INDIA, EAST INDIA COMPANY, 1 rupee, 1840, Madras mint, Obverse: plump head, continuous legend, S incuse on truncation, Reverse: 35 berries in wreath, no marks on ribbons, silver, 0.3468 ozT, KM457.9, aXF

1 in stock

SKU: 2210114141 Categories: ,

Description

A rare variety of the plump head rupee from a branch mint.

In the early decades of the 19th century the production of opium and its illicit sale in China became a major source of John Company revenues. At the same time expenses were exceeding receipts as usual. The British government fought the two Opium Wars on behalf of the Company, which became more dependent on the government.

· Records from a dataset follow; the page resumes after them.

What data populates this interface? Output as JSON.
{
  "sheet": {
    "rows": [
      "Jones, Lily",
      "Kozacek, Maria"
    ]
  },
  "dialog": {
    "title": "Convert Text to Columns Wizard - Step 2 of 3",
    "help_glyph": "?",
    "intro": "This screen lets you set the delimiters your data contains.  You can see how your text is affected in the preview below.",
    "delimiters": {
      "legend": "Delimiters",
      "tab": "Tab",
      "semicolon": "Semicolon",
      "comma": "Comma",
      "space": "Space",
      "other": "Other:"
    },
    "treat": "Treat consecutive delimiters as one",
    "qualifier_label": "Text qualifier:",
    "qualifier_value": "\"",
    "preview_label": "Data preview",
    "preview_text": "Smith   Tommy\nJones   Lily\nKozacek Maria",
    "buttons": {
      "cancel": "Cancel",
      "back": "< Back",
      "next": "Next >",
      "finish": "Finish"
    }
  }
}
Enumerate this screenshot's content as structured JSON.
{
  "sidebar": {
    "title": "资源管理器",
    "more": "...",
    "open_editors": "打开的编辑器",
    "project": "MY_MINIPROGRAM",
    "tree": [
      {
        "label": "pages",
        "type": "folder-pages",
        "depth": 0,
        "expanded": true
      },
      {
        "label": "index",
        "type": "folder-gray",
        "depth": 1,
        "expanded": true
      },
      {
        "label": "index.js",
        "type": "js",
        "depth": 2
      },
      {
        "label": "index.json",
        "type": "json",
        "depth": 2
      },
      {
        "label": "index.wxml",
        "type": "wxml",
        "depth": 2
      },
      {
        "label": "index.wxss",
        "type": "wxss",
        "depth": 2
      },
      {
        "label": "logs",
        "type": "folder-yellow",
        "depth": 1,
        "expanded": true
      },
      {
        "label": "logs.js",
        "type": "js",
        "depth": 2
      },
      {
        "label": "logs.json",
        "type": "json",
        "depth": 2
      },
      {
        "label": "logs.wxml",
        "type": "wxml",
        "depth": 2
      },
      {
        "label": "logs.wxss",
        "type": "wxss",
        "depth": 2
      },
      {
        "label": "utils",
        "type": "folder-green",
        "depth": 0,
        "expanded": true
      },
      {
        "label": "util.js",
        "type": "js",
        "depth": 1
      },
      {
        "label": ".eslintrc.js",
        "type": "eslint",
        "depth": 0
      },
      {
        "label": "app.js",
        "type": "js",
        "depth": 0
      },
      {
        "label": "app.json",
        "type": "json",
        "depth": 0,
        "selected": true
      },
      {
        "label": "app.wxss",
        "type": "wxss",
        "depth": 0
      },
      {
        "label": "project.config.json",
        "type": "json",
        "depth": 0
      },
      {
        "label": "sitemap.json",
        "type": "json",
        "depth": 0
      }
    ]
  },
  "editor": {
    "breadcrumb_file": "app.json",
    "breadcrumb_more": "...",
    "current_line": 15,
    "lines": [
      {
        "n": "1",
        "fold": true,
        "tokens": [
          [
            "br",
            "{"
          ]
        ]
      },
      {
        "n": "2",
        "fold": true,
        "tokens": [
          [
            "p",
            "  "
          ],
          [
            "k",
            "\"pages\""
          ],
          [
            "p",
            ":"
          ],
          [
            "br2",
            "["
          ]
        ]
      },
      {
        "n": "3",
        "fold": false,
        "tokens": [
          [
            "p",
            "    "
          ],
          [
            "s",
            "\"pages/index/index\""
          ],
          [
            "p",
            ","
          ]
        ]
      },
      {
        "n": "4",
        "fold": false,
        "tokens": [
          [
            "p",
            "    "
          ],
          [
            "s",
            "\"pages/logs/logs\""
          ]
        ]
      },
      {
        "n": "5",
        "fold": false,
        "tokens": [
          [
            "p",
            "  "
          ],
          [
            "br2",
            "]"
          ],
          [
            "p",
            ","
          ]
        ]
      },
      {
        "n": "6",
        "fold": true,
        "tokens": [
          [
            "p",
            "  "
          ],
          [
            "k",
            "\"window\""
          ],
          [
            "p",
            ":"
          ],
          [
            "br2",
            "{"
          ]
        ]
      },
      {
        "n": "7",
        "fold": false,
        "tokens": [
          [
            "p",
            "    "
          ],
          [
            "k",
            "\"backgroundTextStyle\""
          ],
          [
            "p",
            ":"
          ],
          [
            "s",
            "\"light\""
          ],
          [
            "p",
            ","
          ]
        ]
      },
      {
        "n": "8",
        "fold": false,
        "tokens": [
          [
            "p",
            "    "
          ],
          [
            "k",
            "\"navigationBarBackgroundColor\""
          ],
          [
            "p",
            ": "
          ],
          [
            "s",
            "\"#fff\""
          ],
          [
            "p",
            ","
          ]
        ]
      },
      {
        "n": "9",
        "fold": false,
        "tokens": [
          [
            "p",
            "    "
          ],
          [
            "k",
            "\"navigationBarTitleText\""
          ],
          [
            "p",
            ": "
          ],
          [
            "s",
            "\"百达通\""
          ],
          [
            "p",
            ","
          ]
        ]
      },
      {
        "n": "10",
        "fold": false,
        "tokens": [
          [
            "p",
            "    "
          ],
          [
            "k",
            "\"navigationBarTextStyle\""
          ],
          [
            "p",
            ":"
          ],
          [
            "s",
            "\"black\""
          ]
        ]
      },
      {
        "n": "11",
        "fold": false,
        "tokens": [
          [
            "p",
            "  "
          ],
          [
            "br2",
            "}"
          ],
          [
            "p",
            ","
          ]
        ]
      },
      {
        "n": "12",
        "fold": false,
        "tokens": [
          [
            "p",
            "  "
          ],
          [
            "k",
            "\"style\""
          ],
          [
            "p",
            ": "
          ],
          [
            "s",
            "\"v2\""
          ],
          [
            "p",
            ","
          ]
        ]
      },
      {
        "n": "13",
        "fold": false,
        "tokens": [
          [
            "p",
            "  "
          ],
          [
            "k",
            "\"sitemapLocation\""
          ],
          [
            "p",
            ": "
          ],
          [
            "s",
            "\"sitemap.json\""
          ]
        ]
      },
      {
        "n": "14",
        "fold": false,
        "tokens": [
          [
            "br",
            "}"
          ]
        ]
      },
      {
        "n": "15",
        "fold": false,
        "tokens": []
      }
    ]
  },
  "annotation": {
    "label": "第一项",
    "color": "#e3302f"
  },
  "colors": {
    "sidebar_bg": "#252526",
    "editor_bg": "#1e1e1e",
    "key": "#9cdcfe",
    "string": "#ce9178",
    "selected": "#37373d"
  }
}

The Europeans started coming to India by sea in the late 15th century, and started a policy of war and trade that continued until the 20th century. The Portuguese started the colonizing movement, then, in succession, the Spanish, Dutch, British, French, and some other European nations all went “Hey, what about us?” and proceeded to grab territory from people less well armed. The British East India Company was a royal charter limited liability corporation with a broad license to do act in India, as long as they paid their stipulated charges. Starting out with trading posts, then meddling in local politics, then poaching territory, the Company came to dominate the actual Mughal Empire and make the Emperor into a puppet. Then they blew it for the usual blowhard delusions of grandeur reasons and had to beg their home government to save them, which it did. That’s how Queen Victoria became Empress of India.

By “Modern World Coins” we mean here, generally, the round, flat, shiny metal objects that people have used for money and still do. “Modern,” though, varies by location. There was some other way they were doing their economies, and then they switched over to “modern coins,” then they went toward paper money, now we’re all going toward digital, a future in which kids look at a coin and say “What’s that?” We’ll say: “We used to use those to buy things.” Kids will ask “How?” The main catalog reference is the Standard Catalog of World Coins, to which the KM numbers refer.